● EXERCISE
When a picture appears among the records, leave it out, and copy all else exactly.

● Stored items
_ _ _ _ _ _ _
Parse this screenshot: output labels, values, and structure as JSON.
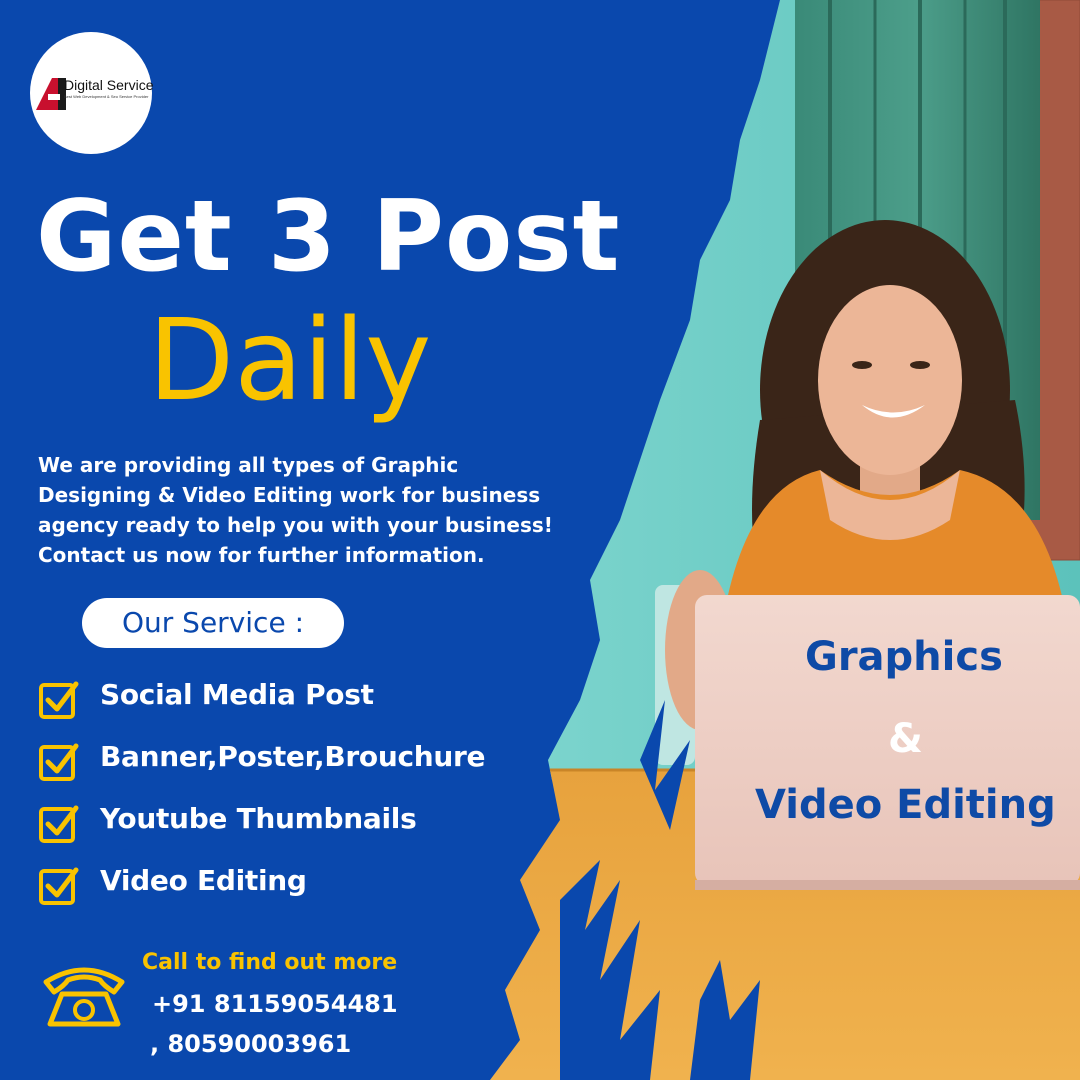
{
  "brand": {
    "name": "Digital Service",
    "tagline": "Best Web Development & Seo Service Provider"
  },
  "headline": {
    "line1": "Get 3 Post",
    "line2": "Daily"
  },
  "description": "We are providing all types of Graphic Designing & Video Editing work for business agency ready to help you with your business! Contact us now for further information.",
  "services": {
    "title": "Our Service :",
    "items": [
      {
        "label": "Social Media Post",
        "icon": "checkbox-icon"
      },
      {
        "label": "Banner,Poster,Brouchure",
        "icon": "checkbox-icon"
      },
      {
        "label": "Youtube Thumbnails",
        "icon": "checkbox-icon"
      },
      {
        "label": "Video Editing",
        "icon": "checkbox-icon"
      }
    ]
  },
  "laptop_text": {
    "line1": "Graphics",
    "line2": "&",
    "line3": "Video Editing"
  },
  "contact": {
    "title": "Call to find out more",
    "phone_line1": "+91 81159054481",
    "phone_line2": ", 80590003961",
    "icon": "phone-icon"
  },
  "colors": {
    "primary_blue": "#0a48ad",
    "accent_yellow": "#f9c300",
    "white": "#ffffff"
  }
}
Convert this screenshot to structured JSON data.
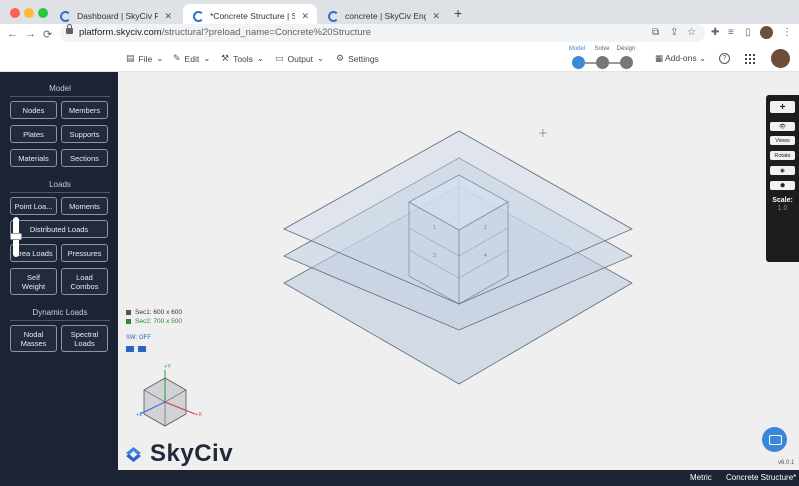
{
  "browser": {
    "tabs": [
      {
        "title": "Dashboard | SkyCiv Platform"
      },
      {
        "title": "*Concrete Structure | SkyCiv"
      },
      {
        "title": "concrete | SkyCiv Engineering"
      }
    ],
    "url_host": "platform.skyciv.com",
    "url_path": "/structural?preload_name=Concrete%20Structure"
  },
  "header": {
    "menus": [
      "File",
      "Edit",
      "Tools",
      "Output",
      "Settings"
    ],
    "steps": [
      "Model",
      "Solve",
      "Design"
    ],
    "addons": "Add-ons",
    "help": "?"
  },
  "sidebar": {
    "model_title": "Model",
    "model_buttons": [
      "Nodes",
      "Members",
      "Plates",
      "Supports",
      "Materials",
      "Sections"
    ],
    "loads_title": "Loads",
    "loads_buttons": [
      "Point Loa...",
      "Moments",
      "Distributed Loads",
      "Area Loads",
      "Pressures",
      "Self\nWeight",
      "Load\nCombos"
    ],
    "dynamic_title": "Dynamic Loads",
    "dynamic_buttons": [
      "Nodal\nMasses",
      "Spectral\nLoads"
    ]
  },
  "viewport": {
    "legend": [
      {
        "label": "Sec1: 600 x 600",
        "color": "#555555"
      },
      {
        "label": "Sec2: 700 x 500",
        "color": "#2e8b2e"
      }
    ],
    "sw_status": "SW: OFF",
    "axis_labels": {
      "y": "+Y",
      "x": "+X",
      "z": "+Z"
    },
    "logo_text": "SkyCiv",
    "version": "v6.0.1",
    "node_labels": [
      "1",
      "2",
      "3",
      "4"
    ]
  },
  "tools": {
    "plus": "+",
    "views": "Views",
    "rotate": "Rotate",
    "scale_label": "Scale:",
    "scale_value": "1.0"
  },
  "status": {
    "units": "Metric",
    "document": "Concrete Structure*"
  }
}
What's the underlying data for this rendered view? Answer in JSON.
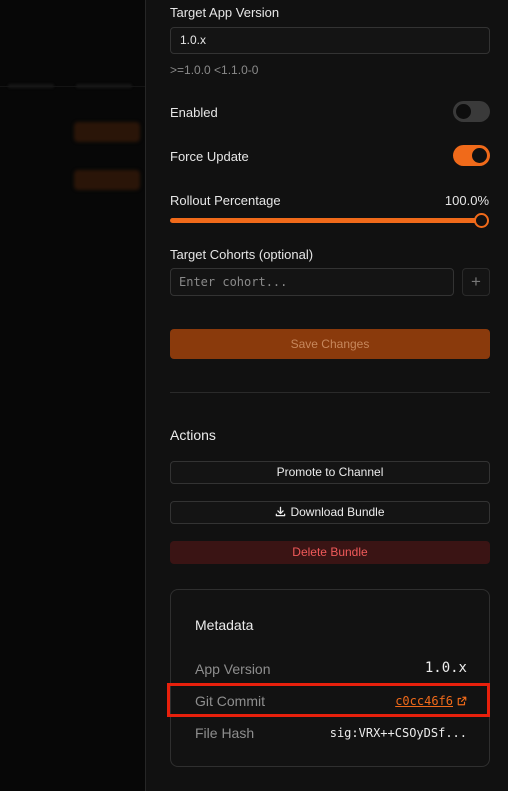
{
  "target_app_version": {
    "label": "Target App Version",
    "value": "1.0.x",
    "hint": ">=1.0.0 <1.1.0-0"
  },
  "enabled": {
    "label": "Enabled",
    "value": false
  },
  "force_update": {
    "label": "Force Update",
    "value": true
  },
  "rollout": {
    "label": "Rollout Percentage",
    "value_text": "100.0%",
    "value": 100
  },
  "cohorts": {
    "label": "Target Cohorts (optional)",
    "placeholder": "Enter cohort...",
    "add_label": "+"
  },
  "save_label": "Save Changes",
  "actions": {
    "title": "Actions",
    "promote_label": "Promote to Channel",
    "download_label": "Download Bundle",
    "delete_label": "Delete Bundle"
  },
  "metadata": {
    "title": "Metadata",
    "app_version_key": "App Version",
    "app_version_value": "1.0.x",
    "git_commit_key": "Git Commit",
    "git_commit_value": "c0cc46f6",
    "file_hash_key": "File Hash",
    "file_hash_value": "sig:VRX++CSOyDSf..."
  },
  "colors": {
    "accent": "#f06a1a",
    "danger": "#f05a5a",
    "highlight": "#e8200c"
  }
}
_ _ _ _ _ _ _
● RESPONSE FOR THIS EXERCISE
Parse this screenshot: output labels, values, and structure as JSON.
{
  "brand": {
    "name": "Digital Service",
    "tagline": "Best Web Development & Seo Service Provider"
  },
  "headline": {
    "line1": "Get 3 Post",
    "line2": "Daily"
  },
  "description": "We are providing all types of Graphic Designing & Video Editing work for business agency ready to help you with your business! Contact us now for further information.",
  "services": {
    "title": "Our Service :",
    "items": [
      {
        "label": "Social Media Post",
        "icon": "checkbox-icon"
      },
      {
        "label": "Banner,Poster,Brouchure",
        "icon": "checkbox-icon"
      },
      {
        "label": "Youtube Thumbnails",
        "icon": "checkbox-icon"
      },
      {
        "label": "Video Editing",
        "icon": "checkbox-icon"
      }
    ]
  },
  "laptop_text": {
    "line1": "Graphics",
    "line2": "&",
    "line3": "Video Editing"
  },
  "contact": {
    "title": "Call to find out more",
    "phone_line1": "+91 81159054481",
    "phone_line2": ", 80590003961",
    "icon": "phone-icon"
  },
  "colors": {
    "primary_blue": "#0a48ad",
    "accent_yellow": "#f9c300",
    "white": "#ffffff"
  }
}
Convert this screenshot to structured JSON data.
{
  "browser": {
    "tabs": [
      {
        "title": "Dashboard | SkyCiv Platform"
      },
      {
        "title": "*Concrete Structure | SkyCiv"
      },
      {
        "title": "concrete | SkyCiv Engineering"
      }
    ],
    "url_host": "platform.skyciv.com",
    "url_path": "/structural?preload_name=Concrete%20Structure"
  },
  "header": {
    "menus": [
      "File",
      "Edit",
      "Tools",
      "Output",
      "Settings"
    ],
    "steps": [
      "Model",
      "Solve",
      "Design"
    ],
    "addons": "Add-ons",
    "help": "?"
  },
  "sidebar": {
    "model_title": "Model",
    "model_buttons": [
      "Nodes",
      "Members",
      "Plates",
      "Supports",
      "Materials",
      "Sections"
    ],
    "loads_title": "Loads",
    "loads_buttons": [
      "Point Loa...",
      "Moments",
      "Distributed Loads",
      "Area Loads",
      "Pressures",
      "Self\nWeight",
      "Load\nCombos"
    ],
    "dynamic_title": "Dynamic Loads",
    "dynamic_buttons": [
      "Nodal\nMasses",
      "Spectral\nLoads"
    ]
  },
  "viewport": {
    "legend": [
      {
        "label": "Sec1: 600 x 600",
        "color": "#555555"
      },
      {
        "label": "Sec2: 700 x 500",
        "color": "#2e8b2e"
      }
    ],
    "sw_status": "SW: OFF",
    "axis_labels": {
      "y": "+Y",
      "x": "+X",
      "z": "+Z"
    },
    "logo_text": "SkyCiv",
    "version": "v6.0.1",
    "node_labels": [
      "1",
      "2",
      "3",
      "4"
    ]
  },
  "tools": {
    "plus": "+",
    "views": "Views",
    "rotate": "Rotate",
    "scale_label": "Scale:",
    "scale_value": "1.0"
  },
  "status": {
    "units": "Metric",
    "document": "Concrete Structure*"
  }
}
What's the underlying data for this rendered view? Answer in JSON.
{
  "target_app_version": {
    "label": "Target App Version",
    "value": "1.0.x",
    "hint": ">=1.0.0 <1.1.0-0"
  },
  "enabled": {
    "label": "Enabled",
    "value": false
  },
  "force_update": {
    "label": "Force Update",
    "value": true
  },
  "rollout": {
    "label": "Rollout Percentage",
    "value_text": "100.0%",
    "value": 100
  },
  "cohorts": {
    "label": "Target Cohorts (optional)",
    "placeholder": "Enter cohort...",
    "add_label": "+"
  },
  "save_label": "Save Changes",
  "actions": {
    "title": "Actions",
    "promote_label": "Promote to Channel",
    "download_label": "Download Bundle",
    "delete_label": "Delete Bundle"
  },
  "metadata": {
    "title": "Metadata",
    "app_version_key": "App Version",
    "app_version_value": "1.0.x",
    "git_commit_key": "Git Commit",
    "git_commit_value": "c0cc46f6",
    "file_hash_key": "File Hash",
    "file_hash_value": "sig:VRX++CSOyDSf..."
  },
  "colors": {
    "accent": "#f06a1a",
    "danger": "#f05a5a",
    "highlight": "#e8200c"
  }
}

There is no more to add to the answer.